▶ _Work request_:
Whenever a line carries the word "with", pull it out of the entries.

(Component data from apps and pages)
※

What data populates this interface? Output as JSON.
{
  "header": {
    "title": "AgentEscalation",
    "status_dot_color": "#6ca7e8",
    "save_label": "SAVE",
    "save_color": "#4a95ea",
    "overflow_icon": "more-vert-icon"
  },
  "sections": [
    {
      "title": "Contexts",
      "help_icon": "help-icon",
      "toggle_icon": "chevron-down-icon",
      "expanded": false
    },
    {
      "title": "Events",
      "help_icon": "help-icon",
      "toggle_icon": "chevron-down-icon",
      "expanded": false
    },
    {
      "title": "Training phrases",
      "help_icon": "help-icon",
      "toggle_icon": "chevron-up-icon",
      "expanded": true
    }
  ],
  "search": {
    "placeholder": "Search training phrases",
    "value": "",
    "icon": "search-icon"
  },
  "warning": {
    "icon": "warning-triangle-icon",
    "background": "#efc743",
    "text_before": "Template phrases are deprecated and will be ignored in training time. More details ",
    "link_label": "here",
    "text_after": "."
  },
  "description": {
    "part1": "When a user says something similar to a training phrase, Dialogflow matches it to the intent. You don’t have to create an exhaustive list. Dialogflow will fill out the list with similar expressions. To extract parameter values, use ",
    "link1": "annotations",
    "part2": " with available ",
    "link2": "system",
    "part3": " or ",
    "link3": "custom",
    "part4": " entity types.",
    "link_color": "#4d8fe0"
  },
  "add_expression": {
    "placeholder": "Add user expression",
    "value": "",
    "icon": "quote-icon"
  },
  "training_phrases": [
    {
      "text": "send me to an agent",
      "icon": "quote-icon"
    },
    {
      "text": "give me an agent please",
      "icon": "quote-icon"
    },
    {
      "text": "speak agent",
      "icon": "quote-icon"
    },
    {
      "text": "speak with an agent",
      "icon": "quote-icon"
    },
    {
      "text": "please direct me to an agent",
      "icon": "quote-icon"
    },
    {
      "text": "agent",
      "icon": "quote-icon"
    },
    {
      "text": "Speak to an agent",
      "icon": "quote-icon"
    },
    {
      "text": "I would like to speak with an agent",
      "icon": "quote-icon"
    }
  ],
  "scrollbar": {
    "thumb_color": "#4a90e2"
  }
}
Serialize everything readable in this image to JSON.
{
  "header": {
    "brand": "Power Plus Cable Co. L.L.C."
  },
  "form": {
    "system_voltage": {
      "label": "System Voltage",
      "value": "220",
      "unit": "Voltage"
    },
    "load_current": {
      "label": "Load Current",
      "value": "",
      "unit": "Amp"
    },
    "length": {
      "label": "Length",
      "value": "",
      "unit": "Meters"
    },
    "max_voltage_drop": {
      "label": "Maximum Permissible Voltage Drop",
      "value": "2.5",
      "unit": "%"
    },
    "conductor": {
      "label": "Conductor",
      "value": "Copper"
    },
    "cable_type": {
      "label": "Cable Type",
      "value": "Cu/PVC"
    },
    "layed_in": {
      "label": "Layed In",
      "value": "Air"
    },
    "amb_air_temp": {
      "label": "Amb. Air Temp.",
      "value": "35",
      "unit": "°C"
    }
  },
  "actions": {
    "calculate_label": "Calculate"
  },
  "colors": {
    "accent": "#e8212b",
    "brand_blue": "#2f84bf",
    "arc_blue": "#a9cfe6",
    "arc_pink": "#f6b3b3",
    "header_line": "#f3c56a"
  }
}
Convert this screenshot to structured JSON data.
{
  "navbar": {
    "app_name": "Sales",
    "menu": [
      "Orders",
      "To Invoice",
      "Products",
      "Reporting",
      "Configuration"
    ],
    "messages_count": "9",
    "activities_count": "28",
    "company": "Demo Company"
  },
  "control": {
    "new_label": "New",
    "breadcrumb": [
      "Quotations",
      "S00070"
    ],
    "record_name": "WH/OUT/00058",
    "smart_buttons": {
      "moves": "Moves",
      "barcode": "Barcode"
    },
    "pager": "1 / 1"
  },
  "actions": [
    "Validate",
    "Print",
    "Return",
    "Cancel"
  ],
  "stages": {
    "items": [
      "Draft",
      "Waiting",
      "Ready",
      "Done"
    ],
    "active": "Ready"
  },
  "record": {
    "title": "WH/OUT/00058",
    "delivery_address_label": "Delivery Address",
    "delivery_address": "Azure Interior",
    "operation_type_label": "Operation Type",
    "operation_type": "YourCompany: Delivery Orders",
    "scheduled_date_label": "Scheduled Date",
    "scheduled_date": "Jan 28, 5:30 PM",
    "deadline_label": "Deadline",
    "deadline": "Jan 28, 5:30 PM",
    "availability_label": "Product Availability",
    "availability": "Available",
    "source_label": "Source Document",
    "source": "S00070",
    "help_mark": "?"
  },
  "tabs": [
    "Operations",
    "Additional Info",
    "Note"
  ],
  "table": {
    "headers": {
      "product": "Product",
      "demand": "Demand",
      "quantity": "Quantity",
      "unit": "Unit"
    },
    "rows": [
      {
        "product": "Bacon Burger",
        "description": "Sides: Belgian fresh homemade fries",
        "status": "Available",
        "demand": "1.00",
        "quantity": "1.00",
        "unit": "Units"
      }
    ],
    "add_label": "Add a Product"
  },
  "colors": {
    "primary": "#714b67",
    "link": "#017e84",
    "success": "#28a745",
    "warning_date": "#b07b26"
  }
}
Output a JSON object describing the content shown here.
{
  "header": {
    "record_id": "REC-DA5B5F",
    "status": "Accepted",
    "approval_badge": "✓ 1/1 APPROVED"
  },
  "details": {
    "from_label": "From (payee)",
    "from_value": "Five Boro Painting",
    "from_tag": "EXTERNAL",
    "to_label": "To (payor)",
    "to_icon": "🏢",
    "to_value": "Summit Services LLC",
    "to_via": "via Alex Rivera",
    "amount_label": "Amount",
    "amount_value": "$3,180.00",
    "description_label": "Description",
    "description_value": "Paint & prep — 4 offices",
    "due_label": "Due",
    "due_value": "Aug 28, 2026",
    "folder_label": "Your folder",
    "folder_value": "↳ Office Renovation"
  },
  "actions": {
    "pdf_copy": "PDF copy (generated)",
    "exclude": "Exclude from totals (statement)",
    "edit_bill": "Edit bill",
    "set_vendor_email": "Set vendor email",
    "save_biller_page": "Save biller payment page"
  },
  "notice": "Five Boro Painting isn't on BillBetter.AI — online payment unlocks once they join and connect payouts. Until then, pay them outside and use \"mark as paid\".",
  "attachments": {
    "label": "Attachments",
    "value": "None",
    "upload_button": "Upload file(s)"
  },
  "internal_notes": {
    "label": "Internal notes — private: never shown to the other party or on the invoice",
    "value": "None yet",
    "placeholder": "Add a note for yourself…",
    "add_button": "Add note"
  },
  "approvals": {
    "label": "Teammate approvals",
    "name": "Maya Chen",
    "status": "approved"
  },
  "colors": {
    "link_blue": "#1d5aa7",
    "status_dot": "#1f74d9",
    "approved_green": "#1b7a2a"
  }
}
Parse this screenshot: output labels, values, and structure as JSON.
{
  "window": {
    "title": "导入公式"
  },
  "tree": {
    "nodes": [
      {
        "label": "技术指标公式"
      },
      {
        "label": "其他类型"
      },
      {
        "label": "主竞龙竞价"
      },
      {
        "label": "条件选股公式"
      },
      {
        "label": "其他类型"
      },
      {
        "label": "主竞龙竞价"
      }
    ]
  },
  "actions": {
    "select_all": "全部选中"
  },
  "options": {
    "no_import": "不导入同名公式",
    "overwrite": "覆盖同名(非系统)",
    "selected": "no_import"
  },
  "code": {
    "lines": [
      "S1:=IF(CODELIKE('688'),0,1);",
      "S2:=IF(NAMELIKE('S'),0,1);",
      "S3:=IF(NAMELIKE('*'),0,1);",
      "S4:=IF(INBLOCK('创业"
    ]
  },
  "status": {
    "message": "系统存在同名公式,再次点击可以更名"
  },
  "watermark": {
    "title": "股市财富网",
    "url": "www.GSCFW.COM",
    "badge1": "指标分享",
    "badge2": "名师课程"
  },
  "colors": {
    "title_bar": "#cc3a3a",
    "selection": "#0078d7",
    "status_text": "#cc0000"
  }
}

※

▶ _Answer space_:
    "part1": "When a user says something similar to a training phrase, Dialogflow matches it to the intent. You don’t have to create an exhaustive list. Dialogflow will fill out the list with similar expressions. To extract parameter values, use ",
    "part2": " with available ",
      "text": "speak with an agent",
      "text": "I would like to speak with an agent",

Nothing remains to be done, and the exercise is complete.